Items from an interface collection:

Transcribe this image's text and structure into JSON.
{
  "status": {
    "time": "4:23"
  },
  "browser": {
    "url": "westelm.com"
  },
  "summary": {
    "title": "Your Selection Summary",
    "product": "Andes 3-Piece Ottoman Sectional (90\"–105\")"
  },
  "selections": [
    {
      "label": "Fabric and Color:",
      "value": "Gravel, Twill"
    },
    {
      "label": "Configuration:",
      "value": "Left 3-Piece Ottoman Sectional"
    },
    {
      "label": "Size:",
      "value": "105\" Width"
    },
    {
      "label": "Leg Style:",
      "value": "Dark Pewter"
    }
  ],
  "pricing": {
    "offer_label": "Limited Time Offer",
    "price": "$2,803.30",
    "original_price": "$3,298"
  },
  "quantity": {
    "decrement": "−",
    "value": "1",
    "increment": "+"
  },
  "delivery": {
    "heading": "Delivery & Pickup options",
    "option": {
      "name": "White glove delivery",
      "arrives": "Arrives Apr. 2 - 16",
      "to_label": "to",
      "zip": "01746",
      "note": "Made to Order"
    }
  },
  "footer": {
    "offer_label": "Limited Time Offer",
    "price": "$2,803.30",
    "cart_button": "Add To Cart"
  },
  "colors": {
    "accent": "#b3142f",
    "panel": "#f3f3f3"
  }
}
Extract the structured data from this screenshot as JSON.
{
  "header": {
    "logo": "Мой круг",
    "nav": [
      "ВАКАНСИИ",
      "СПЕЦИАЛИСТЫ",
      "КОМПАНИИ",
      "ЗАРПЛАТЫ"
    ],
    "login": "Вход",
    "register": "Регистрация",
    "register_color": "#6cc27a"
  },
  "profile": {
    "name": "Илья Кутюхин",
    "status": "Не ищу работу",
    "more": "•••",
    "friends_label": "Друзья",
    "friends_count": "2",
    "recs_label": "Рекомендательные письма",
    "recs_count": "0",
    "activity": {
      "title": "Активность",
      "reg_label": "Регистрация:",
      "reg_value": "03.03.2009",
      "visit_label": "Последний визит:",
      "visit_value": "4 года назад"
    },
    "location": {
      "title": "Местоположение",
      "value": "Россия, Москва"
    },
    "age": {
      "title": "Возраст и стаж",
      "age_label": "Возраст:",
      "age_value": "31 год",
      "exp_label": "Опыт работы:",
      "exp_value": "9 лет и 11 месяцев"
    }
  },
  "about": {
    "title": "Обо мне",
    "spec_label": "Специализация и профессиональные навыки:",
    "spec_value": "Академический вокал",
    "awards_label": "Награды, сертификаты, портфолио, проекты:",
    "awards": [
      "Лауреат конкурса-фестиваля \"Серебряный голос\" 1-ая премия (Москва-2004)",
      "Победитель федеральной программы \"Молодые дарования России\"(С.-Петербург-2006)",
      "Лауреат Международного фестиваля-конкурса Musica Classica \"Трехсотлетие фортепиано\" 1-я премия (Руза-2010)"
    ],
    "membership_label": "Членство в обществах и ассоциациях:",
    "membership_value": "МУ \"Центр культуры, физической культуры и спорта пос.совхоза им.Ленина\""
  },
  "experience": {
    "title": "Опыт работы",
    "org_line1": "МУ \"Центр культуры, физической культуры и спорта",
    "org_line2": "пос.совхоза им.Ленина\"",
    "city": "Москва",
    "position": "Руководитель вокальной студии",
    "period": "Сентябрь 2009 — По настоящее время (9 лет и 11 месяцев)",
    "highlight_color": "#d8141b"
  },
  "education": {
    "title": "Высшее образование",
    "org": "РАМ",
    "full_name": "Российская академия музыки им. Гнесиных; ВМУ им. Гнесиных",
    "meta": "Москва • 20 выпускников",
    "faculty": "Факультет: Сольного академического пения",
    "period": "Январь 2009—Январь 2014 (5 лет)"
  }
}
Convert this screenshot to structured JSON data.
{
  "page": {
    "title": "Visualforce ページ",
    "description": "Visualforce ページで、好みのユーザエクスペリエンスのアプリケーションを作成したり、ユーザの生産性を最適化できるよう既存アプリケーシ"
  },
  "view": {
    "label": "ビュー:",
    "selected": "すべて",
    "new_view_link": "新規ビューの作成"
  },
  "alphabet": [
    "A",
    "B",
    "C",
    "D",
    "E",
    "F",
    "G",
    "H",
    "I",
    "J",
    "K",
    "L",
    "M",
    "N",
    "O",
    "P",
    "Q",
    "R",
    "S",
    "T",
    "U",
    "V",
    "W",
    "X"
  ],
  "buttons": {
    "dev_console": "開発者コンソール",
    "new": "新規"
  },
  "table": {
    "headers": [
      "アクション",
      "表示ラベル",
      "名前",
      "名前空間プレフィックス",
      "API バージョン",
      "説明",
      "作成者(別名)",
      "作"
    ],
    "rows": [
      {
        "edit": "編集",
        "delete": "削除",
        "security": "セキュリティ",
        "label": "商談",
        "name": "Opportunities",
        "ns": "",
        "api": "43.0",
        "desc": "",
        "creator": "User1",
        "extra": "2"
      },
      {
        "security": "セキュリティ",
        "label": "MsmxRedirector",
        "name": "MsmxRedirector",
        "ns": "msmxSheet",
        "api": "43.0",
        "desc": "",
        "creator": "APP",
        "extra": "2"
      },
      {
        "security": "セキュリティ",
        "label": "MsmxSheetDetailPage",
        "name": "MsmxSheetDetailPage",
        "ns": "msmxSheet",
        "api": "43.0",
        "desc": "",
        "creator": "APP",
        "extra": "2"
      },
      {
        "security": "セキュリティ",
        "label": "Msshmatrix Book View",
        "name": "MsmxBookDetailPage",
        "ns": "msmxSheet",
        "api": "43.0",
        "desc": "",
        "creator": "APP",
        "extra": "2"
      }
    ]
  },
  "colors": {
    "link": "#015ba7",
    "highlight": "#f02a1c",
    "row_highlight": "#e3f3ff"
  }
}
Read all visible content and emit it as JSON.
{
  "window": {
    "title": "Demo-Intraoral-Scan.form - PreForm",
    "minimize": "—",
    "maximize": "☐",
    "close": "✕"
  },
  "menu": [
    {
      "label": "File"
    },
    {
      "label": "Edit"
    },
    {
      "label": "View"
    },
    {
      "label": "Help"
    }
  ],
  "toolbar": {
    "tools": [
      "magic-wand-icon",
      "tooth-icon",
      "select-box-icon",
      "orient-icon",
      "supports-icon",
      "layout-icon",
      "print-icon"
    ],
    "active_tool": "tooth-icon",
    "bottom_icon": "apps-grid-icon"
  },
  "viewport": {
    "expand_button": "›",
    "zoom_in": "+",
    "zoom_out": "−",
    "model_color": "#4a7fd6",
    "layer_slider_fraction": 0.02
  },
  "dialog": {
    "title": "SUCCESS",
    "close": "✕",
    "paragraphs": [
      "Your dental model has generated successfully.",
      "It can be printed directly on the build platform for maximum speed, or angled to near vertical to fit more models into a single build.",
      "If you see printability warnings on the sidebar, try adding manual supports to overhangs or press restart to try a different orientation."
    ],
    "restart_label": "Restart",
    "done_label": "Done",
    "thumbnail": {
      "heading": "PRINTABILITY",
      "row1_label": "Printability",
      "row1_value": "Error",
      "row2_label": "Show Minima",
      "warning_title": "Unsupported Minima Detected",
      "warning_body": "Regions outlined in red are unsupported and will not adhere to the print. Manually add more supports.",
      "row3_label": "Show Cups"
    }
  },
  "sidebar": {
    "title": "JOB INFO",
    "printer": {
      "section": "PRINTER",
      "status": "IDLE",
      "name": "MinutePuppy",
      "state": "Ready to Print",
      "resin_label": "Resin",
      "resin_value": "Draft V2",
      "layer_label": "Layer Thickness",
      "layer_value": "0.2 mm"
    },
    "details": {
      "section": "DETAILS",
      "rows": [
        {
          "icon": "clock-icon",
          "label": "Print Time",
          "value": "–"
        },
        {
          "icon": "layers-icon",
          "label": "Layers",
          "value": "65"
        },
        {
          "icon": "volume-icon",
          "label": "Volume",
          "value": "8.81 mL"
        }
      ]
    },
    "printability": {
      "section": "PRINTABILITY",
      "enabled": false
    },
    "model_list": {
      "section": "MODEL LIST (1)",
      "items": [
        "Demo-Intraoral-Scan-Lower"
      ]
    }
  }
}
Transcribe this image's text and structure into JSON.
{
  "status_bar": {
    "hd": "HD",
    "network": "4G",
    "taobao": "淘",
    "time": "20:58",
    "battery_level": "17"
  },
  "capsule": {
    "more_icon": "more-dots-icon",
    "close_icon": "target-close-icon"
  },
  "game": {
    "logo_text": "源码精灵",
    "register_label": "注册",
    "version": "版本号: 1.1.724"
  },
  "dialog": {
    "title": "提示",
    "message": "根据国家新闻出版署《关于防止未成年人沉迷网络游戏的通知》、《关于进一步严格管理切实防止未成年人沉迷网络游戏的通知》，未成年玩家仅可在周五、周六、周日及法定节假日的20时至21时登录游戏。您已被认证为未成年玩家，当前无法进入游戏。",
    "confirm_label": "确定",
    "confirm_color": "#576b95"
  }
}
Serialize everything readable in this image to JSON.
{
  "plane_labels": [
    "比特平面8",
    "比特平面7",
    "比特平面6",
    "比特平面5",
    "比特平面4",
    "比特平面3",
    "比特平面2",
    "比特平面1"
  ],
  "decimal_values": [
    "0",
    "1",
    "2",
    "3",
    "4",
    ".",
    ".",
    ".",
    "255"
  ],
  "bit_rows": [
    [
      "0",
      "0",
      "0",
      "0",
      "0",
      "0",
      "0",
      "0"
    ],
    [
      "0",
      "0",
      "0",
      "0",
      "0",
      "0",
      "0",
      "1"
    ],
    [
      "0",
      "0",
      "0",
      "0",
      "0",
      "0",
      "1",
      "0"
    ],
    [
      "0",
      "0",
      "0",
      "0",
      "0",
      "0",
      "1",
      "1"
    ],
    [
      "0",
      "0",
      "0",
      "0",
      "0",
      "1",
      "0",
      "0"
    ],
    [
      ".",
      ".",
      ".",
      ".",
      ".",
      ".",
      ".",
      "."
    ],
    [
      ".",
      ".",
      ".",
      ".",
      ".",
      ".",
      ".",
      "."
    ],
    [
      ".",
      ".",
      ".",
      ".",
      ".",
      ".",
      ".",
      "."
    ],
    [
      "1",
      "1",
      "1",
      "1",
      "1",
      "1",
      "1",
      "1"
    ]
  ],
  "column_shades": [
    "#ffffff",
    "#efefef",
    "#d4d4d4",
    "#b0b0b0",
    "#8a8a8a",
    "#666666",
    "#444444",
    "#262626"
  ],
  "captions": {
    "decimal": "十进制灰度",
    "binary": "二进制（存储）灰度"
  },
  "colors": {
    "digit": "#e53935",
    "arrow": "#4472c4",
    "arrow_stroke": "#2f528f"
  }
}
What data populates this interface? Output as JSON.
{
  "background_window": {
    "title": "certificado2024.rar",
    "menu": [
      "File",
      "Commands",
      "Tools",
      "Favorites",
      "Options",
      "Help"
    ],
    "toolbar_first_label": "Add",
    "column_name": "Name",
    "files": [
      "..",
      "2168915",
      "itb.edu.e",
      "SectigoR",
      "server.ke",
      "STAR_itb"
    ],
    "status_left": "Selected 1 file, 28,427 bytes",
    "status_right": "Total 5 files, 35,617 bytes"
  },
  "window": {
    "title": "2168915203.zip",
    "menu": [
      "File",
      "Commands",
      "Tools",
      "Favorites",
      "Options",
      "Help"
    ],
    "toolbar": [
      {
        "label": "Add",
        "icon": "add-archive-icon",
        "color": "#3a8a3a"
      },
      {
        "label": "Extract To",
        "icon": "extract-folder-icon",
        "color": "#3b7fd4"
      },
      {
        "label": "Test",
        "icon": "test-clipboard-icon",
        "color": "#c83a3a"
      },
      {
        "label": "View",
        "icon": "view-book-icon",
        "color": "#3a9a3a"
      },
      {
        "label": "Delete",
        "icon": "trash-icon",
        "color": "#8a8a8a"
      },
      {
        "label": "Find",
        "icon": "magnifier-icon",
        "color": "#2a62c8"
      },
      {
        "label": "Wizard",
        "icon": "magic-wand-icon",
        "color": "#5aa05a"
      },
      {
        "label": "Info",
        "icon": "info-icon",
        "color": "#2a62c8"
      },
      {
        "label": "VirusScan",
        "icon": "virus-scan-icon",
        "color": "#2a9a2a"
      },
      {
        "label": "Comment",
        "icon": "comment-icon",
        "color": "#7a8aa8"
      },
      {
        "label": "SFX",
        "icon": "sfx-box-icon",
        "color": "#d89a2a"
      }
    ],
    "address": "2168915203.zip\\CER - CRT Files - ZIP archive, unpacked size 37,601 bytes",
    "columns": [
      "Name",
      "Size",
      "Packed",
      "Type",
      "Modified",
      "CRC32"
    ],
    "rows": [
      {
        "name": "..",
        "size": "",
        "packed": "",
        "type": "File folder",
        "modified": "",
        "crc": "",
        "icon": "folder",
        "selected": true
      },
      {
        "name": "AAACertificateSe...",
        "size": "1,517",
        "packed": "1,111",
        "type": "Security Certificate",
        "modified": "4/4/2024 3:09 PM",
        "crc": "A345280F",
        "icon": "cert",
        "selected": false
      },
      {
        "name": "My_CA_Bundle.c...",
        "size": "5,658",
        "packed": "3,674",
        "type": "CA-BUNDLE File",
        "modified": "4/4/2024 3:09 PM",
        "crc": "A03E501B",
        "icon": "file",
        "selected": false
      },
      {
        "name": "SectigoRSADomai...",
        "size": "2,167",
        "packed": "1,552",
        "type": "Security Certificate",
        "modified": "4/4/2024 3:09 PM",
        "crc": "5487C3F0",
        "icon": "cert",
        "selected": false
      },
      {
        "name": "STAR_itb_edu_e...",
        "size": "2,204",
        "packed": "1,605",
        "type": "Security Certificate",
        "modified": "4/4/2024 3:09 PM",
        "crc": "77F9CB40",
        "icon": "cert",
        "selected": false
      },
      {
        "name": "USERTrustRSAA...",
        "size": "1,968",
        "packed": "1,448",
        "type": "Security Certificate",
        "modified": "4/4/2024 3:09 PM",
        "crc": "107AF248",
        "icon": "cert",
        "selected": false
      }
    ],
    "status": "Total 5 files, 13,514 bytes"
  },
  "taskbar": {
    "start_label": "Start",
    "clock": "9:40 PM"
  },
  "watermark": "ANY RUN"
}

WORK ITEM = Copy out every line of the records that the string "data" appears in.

EXERCISE OUTPUT =
Extract the structured data from this screenshot as JSON.
Convert this screenshot to structured JSON data.
What data populates this interface? Output as JSON.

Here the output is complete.